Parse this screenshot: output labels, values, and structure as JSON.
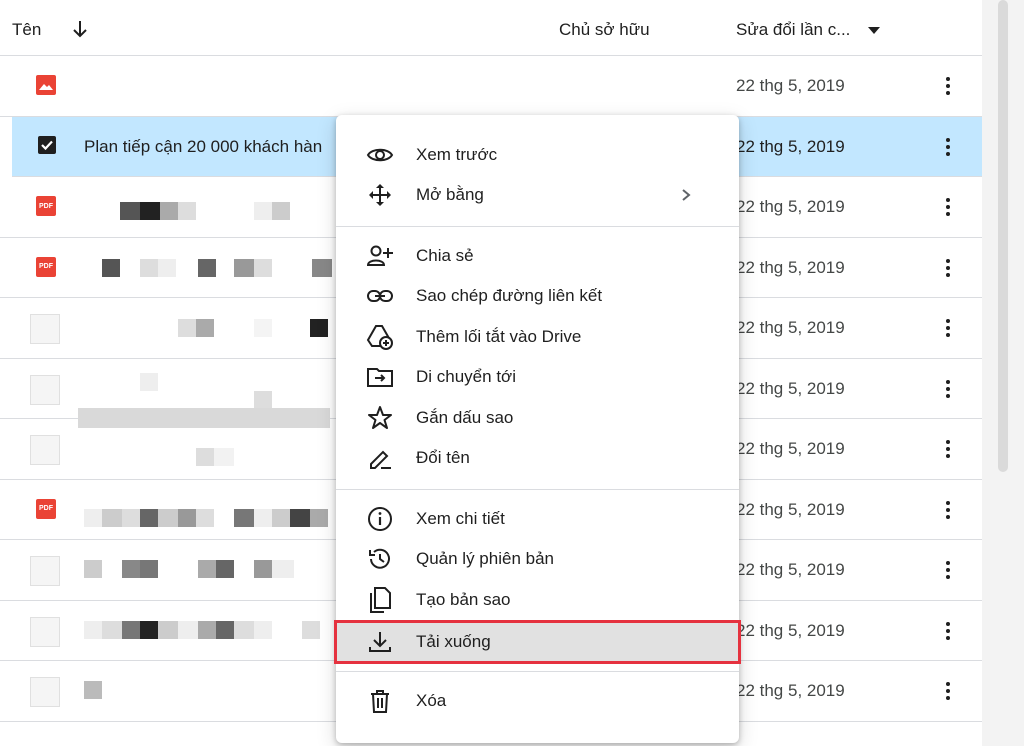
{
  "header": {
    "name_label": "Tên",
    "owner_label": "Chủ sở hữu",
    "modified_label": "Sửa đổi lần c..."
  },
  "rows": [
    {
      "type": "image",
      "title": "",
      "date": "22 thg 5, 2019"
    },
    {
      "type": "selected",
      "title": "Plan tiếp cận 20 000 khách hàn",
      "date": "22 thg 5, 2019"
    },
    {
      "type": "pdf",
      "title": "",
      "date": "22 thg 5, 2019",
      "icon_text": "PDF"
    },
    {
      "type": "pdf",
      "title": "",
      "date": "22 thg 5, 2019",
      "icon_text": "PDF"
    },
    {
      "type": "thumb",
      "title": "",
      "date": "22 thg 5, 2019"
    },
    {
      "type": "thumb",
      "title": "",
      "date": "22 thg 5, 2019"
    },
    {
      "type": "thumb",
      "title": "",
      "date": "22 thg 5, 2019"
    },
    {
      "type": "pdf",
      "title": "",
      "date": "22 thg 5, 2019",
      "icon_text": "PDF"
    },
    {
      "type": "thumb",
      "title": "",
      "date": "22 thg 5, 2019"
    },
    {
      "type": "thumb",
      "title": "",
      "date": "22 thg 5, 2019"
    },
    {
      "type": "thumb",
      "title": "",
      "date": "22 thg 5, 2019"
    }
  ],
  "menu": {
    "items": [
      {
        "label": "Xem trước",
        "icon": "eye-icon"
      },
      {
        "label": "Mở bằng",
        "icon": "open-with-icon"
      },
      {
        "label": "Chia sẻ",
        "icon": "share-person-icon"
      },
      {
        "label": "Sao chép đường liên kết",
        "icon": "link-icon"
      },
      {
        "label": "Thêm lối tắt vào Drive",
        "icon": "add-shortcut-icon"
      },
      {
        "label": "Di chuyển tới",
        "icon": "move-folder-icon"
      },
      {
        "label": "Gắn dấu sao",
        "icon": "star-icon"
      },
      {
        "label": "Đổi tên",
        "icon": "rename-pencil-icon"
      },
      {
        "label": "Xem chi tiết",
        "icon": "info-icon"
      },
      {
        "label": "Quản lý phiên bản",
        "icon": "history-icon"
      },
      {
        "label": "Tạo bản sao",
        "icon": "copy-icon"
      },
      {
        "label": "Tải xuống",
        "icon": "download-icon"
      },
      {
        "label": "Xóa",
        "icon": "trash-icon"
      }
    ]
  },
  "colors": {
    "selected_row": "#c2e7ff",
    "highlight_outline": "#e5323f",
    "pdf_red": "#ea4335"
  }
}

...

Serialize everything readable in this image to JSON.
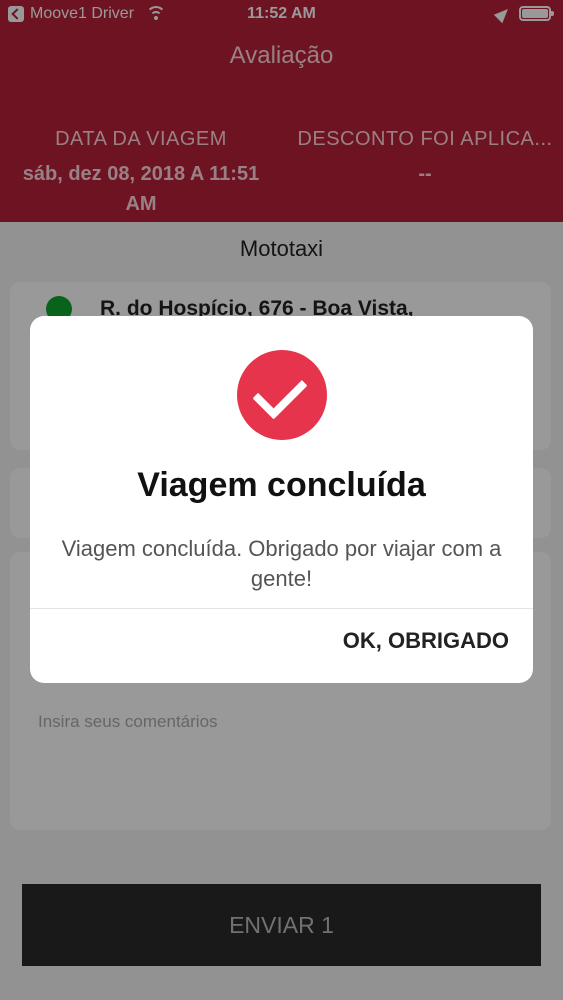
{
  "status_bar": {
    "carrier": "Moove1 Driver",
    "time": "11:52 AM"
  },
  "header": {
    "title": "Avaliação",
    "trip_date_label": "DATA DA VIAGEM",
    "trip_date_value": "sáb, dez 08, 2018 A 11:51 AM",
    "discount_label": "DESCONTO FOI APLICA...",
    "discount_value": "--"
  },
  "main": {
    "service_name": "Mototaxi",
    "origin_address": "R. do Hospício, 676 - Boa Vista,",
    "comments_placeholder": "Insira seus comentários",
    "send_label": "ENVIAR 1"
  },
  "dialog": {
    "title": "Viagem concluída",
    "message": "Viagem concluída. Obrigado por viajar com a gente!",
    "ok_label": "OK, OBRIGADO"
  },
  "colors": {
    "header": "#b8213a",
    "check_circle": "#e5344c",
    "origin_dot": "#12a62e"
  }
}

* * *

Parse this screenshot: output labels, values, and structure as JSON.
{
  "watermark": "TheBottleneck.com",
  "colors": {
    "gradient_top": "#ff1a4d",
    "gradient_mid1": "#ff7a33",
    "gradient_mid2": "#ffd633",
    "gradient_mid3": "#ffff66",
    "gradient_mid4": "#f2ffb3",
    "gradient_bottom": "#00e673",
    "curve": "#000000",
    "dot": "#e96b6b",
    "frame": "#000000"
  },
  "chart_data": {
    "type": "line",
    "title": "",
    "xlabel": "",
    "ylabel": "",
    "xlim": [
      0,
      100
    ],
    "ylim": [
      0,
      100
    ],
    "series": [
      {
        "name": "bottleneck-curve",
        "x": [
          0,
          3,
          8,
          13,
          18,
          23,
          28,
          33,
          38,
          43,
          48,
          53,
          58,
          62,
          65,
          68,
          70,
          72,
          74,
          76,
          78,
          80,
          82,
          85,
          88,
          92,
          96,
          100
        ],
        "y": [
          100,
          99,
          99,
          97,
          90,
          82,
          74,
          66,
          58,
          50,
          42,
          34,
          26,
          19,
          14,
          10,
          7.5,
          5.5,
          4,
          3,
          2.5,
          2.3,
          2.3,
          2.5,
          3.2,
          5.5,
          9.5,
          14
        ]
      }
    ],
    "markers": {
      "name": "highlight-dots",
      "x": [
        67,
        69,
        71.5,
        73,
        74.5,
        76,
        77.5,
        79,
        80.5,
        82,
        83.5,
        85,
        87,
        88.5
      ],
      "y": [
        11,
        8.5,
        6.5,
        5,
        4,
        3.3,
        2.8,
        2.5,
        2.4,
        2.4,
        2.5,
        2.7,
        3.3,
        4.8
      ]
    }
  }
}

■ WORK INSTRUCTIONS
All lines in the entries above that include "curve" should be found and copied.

■ TASK SOLUTION
    "curve": "#000000",
        "name": "bottleneck-curve",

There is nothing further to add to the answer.